Reproductive success of Least Terns was average in 2014 on Mass Audubon monitored sites. Approximately 11% of sites experienced excellent fledging rates; 51% of sites experi-enced fair to good fledging rates; 38% of sites fledged no terns. The Coastal Waterbird Pro-gram successfully attracted nesting terns with decoys to Lovells Island for the second con-secutive season. Approximately 56 pairs of terns colonized the island. The presence of avian predators (gulls and owls) and the impacts of Hurricane Arthur are the suspected cause of poor fledging rates at the site. Popponesset Spit in Mashpee, had significant staging ac-tivity by Least Terns in 2013, but no nesting. During the 2014 season, there was a nesting colony of 64 pairs of Least Terns.

In collaboration with USGS, the Cape Cod National Seashore (NPS), the Canadian Wildlife Service, Virginia Tech, and SUNY-ESF, the Coastal Waterbird Program evaluated abun-dance and threats to staging Roseate Terns at several sites on the outer Cape in late summer. We obtained approximately 5,600 resightings, during more than 380 observation sessions, of color-banded Roseate Terns that congregated at beach sites following breeding and during preparation for migration. Our work continues to show the importance of Cape Cod staging sites in the annual cycle of endangered Roseate Terns—especially in providing habitat to newly-fledged birds undergoing their first 5,000 mile migration to South America.


American Oystercatcher

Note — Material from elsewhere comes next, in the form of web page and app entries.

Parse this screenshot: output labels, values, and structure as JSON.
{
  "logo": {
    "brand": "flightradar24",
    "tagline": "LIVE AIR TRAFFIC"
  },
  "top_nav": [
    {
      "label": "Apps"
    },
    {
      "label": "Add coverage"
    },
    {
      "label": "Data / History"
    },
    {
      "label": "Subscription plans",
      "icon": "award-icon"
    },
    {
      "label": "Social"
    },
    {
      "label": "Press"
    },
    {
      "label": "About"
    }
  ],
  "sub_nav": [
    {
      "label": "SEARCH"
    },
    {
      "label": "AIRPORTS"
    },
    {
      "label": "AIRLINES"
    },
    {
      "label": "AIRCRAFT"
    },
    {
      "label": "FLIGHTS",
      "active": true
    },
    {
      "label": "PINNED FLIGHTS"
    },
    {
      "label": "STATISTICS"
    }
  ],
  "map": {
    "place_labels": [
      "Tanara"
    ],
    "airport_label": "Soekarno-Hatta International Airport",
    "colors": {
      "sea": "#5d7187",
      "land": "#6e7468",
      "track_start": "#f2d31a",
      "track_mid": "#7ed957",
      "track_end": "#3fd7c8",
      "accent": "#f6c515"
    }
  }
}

American Oystercatcher abundance in Massachusetts dropped to approximately 170 breeding pairs (approximately 200 in 2013). Mass Audubon protected roughly 25% of the population—42 pairs from Buzzards Bay to outer Cape Cod, Martha’s Vineyard, Nantucket and north to Boston Harbor. Forty-five percent of nesting attempts were successful in hatching eggs. Factors of egg mortality (% of failed nests) were as follows: predation 24%; overwash 5%; failed to hatch 11%; unknown 29%. Fledging rate at Mass Audubon managed sites was very good in 2014 at 0.87 chicks fledged/pair. The estimate for sustainable reproduction in oystercatchers is approximately 0.4 chicks fledged/pair.